As with other projects we have completed, in-water construction areas were first isolated from the main flow to keep muddy water from affecting downstream habitats and to facilitate removal and relocation of fish. This project contained the most diverse and among the highest densities of juvenile salmon and trout, including chinook, coho, and sockeye salmon, steelhead, and bull trout, that we have encountered on any of the restoration projects we have completed over the past 15 years.

Ned Currence (left), Aaron Cline (center), and Darren Malloway (right) seine juvenile salmon from the side channel to relocate them before log jam construction.
Daren Malloway, Treva Coe, and Aaron Cline, seine for fish in an isolation area where a logjam was later constructed.

Update: Since the time this article was originally written, the North Fork Nooksack Maple Creek Reach project has been assessed for changes in the river channel and habitat for salmon and to see if any damages occurred to the ELJs. No damage was observed and the ELJs constructed at the lower end of the reach, to prevent the river from eroding lower Maple Creek while improving habitat in the river, functioned as designed.

Next year, we plan to continue work up river from this year’s successful Phase 1. Phase 2 will include construction of 20 log jams in a 0.4-mile section of the North Fork, with a similar goal of restoring a side channel and forested island at the edge of the floodplain.

The North Fork Nooksack Maple Reach Phase 1 restoration project was managed from design through construction and monitoring by Watershed Restoration Coordinator Eric Stover, with support from the following:

  • Sindick Bura and Aaron Cline – log inventory, construction support, fish exclusion and planting
  • Lindsie Fratus-Thomas – design review, planning support, fish exclusion and construction oversight support.
  • Treva Coe – securing grant funding, grant and budget management, design review, fish exclusion
  • Michael Maudlin – design review, habitat monitoring
  • Ned Currence – water isolation planning, fish exclusion
  • Darren Malloway, Jeremiah Johnny – fish exclusion
  • Trevor Delgado – cultural resources review
  • George Swanaset Jr. – department direction

The NCR Habitat Program staff also wish to thank Tribal Council and Administration staff for their strong support of these important chinook habitat restoration projects. 

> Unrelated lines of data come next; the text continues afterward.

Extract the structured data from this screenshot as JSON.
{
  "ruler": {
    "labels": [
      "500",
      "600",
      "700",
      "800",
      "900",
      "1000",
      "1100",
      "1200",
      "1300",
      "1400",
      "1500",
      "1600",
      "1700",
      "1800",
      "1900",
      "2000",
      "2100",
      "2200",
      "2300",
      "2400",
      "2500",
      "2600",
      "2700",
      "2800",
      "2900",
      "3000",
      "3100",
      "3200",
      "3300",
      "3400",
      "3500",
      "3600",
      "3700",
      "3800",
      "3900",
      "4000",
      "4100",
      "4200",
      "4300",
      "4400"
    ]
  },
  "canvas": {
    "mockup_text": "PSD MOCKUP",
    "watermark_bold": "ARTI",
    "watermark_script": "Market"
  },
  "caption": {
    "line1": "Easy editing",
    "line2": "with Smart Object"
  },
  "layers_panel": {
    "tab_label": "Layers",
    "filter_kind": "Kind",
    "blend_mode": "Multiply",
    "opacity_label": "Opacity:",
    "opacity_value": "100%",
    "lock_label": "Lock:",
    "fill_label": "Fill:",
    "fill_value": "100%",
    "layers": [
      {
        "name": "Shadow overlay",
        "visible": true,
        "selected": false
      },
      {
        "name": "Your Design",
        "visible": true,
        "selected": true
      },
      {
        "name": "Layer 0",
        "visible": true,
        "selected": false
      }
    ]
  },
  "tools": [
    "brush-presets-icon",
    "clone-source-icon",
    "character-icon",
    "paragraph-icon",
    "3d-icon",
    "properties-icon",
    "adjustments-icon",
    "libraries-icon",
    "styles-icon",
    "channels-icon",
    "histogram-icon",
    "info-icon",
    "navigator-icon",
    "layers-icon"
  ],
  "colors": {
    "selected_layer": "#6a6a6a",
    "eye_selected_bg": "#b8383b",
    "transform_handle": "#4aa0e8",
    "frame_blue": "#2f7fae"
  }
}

It takes a lot of effort, decades of work, and many hands to restore a river and attempt to bring back early chinook from the brink of extinction. We are grateful to have the opportunity to continue to do our part to recover salmon and to recover treaty fishing opportunities for the Nooksack Indian Tribal members.

Some of the juvenile salmonids – including coho salmon, steelhead, and bull trout – caught during one seining set.
Drone photo looking down river. ELJs slowing further erosion of river into lower Maple Creek (behind ELJs at top right of photo) while providing pool habitat and starting the formation of a side-channel for improved chinook habitat (middle left of photo).